» ACTIVITY
Repeat the data below with no changes.

(Dataset rows describing interfaces)
◇ ◇ ◇ ◇ ◇ ◇ ◇

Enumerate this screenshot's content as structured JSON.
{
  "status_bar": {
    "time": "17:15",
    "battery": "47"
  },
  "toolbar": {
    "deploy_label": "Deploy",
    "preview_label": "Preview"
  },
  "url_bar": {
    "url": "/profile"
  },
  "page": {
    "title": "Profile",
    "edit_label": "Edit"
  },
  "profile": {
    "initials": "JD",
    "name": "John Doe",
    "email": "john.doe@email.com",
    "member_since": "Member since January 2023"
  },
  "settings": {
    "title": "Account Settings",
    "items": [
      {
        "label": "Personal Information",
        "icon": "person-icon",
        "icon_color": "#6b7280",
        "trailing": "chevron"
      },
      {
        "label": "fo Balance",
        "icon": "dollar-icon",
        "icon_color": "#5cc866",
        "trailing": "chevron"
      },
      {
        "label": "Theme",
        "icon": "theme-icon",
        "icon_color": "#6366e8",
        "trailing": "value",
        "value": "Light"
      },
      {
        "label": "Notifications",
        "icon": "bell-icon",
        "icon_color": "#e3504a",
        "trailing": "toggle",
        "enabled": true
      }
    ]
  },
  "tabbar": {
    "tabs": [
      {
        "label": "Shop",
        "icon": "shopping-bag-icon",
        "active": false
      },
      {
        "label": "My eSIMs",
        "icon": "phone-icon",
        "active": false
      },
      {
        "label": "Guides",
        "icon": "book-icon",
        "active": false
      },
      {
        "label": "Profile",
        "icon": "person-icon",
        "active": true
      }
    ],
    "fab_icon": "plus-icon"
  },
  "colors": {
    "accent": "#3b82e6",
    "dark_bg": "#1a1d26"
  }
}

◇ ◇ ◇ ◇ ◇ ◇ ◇

» FINAL ANSWER
Enumerate this screenshot's content as structured JSON.
{
  "status_bar": {
    "time": "17:15",
    "battery": "47"
  },
  "toolbar": {
    "deploy_label": "Deploy",
    "preview_label": "Preview"
  },
  "url_bar": {
    "url": "/profile"
  },
  "page": {
    "title": "Profile",
    "edit_label": "Edit"
  },
  "profile": {
    "initials": "JD",
    "name": "John Doe",
    "email": "john.doe@email.com",
    "member_since": "Member since January 2023"
  },
  "settings": {
    "title": "Account Settings",
    "items": [
      {
        "label": "Personal Information",
        "icon": "person-icon",
        "icon_color": "#6b7280",
        "trailing": "chevron"
      },
      {
        "label": "fo Balance",
        "icon": "dollar-icon",
        "icon_color": "#5cc866",
        "trailing": "chevron"
      },
      {
        "label": "Theme",
        "icon": "theme-icon",
        "icon_color": "#6366e8",
        "trailing": "value",
        "value": "Light"
      },
      {
        "label": "Notifications",
        "icon": "bell-icon",
        "icon_color": "#e3504a",
        "trailing": "toggle",
        "enabled": true
      }
    ]
  },
  "tabbar": {
    "tabs": [
      {
        "label": "Shop",
        "icon": "shopping-bag-icon",
        "active": false
      },
      {
        "label": "My eSIMs",
        "icon": "phone-icon",
        "active": false
      },
      {
        "label": "Guides",
        "icon": "book-icon",
        "active": false
      },
      {
        "label": "Profile",
        "icon": "person-icon",
        "active": true
      }
    ],
    "fab_icon": "plus-icon"
  },
  "colors": {
    "accent": "#3b82e6",
    "dark_bg": "#1a1d26"
  }
}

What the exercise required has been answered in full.